*Task to complete:*
From the data below, copy each line that includes the word "this".

*Data for review:*

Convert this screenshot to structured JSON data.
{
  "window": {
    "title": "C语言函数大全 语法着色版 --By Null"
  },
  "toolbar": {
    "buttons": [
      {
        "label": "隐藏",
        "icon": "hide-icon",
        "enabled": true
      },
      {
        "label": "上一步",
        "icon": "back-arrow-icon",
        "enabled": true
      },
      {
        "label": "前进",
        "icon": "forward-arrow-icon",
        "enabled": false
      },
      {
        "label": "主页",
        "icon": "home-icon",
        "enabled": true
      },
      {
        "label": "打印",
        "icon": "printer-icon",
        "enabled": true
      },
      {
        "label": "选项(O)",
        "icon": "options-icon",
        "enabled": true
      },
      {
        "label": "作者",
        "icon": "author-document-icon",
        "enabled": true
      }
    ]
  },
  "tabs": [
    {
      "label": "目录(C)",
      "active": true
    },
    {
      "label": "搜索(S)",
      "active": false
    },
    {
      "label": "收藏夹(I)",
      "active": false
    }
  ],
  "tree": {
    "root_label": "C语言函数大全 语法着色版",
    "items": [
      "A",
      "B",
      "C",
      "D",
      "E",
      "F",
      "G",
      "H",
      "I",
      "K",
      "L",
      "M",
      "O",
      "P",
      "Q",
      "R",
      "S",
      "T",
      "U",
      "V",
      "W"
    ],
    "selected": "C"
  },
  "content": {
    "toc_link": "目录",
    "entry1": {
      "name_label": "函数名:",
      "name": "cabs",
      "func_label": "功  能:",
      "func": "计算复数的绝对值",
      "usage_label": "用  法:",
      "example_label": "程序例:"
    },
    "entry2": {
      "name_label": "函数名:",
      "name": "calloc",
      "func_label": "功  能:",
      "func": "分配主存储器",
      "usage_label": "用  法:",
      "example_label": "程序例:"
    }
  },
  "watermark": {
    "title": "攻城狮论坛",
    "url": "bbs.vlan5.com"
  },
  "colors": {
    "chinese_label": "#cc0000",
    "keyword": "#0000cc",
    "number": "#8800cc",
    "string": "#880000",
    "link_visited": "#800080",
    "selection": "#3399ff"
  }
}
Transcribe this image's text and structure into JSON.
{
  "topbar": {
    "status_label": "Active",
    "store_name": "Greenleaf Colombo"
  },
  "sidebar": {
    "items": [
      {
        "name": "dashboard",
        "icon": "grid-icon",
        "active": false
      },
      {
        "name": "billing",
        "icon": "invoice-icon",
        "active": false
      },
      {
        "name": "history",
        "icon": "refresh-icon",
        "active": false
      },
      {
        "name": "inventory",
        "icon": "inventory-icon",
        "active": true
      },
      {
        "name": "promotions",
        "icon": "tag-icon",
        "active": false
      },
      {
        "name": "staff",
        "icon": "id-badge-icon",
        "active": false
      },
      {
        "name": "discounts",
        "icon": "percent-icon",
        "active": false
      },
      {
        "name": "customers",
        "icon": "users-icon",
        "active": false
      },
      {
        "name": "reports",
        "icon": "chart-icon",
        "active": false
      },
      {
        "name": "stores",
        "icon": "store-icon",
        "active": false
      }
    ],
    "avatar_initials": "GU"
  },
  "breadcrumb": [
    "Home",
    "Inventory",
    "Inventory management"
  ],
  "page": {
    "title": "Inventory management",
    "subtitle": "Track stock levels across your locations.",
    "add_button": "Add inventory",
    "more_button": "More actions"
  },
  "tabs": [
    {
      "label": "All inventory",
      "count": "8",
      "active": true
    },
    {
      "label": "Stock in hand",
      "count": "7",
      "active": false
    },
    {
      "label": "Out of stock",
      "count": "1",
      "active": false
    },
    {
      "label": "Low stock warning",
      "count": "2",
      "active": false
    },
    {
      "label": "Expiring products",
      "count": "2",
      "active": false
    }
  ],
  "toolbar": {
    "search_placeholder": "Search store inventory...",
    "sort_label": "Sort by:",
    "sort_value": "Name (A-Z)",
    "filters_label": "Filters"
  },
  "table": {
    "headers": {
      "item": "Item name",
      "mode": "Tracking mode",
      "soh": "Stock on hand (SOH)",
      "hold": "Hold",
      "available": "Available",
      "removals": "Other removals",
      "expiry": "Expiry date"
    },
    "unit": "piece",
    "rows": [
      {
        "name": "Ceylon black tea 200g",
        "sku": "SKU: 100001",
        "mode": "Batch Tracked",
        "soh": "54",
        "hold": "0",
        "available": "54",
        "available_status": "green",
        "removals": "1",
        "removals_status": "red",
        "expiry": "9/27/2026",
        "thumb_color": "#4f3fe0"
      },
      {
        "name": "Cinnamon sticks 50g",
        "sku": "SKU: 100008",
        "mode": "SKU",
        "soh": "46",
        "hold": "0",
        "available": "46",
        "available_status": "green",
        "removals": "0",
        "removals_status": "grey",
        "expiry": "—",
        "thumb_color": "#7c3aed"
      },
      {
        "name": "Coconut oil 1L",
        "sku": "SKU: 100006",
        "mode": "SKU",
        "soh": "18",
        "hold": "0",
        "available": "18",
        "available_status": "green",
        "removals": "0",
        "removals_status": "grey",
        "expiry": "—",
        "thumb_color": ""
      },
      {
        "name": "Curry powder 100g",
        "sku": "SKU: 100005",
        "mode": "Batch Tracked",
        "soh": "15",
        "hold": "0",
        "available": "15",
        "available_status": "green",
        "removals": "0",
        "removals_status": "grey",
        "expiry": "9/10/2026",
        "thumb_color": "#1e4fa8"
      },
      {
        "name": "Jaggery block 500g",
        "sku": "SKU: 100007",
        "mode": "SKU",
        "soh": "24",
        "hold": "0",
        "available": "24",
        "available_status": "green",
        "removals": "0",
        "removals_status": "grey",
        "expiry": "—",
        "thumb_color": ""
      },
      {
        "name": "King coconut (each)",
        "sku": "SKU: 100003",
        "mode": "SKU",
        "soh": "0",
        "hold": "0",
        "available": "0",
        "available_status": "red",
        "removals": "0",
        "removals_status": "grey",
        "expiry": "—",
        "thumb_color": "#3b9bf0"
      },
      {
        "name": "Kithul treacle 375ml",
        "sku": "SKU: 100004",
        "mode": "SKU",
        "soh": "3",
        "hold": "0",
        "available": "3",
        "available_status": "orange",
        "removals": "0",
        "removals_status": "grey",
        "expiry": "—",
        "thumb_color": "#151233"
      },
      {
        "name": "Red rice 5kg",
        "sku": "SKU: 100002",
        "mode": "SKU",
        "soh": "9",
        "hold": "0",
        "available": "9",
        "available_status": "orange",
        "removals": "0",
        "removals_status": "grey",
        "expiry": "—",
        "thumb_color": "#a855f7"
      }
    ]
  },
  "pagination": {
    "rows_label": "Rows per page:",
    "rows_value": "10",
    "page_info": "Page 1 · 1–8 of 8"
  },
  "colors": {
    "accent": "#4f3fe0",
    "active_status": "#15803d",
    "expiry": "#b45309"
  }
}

*Reply:*
Convert this screenshot to structured JSON data.
Transcribe this image's text and structure into JSON.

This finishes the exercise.